> **Material shown**:
>>>>

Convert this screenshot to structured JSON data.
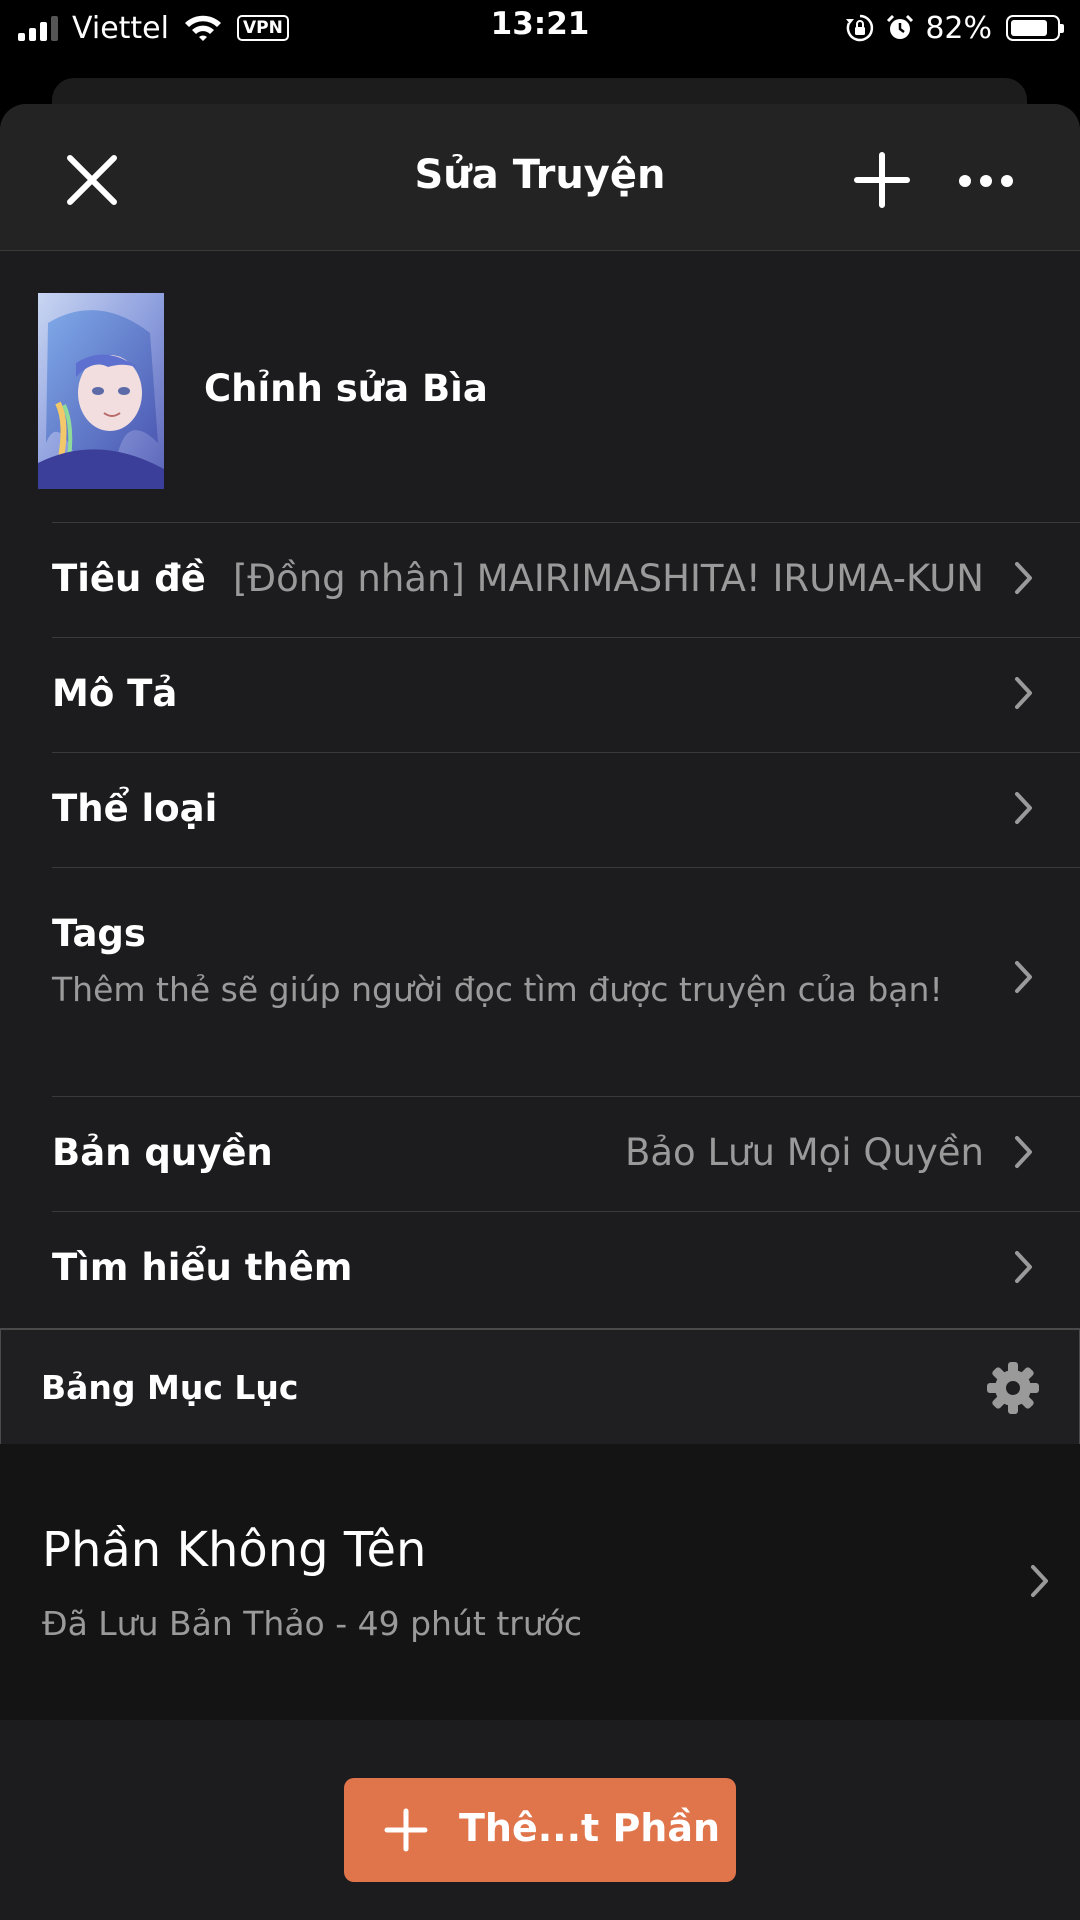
{
  "status_bar": {
    "carrier": "Viettel",
    "vpn": "VPN",
    "time": "13:21",
    "battery_percent": "82%",
    "battery_level": 0.82,
    "icons": [
      "signal-icon",
      "wifi-icon",
      "orientation-lock-icon",
      "alarm-icon",
      "battery-icon"
    ]
  },
  "header": {
    "title": "Sửa Truyện",
    "close_icon": "close-icon",
    "add_icon": "plus-icon",
    "more_icon": "more-icon"
  },
  "cover": {
    "label": "Chỉnh sửa Bìa"
  },
  "fields": {
    "title": {
      "label": "Tiêu đề",
      "value": "[Đồng nhân] MAIRIMASHITA! IRUMA-KUN"
    },
    "description": {
      "label": "Mô Tả"
    },
    "genre": {
      "label": "Thể loại"
    },
    "tags": {
      "label": "Tags",
      "hint": "Thêm thẻ sẽ giúp người đọc tìm được truyện của bạn!"
    },
    "copyright": {
      "label": "Bản quyền",
      "value": "Bảo Lưu Mọi Quyền"
    },
    "learn_more": {
      "label": "Tìm hiểu thêm"
    }
  },
  "toc": {
    "label": "Bảng Mục Lục"
  },
  "parts": [
    {
      "title": "Phần Không Tên",
      "status": "Đã Lưu Bản Thảo - 49 phút trước"
    }
  ],
  "add_part_button": {
    "label": "Thê...t Phần"
  },
  "colors": {
    "background": "#1c1c1e",
    "accent": "#e0744a",
    "secondary_text": "#9a9a9a"
  }
}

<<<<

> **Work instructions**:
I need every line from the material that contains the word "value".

> **Exercise response**:
      "value": "[Đồng nhân] MAIRIMASHITA! IRUMA-KUN"
      "value": "Bảo Lưu Mọi Quyền"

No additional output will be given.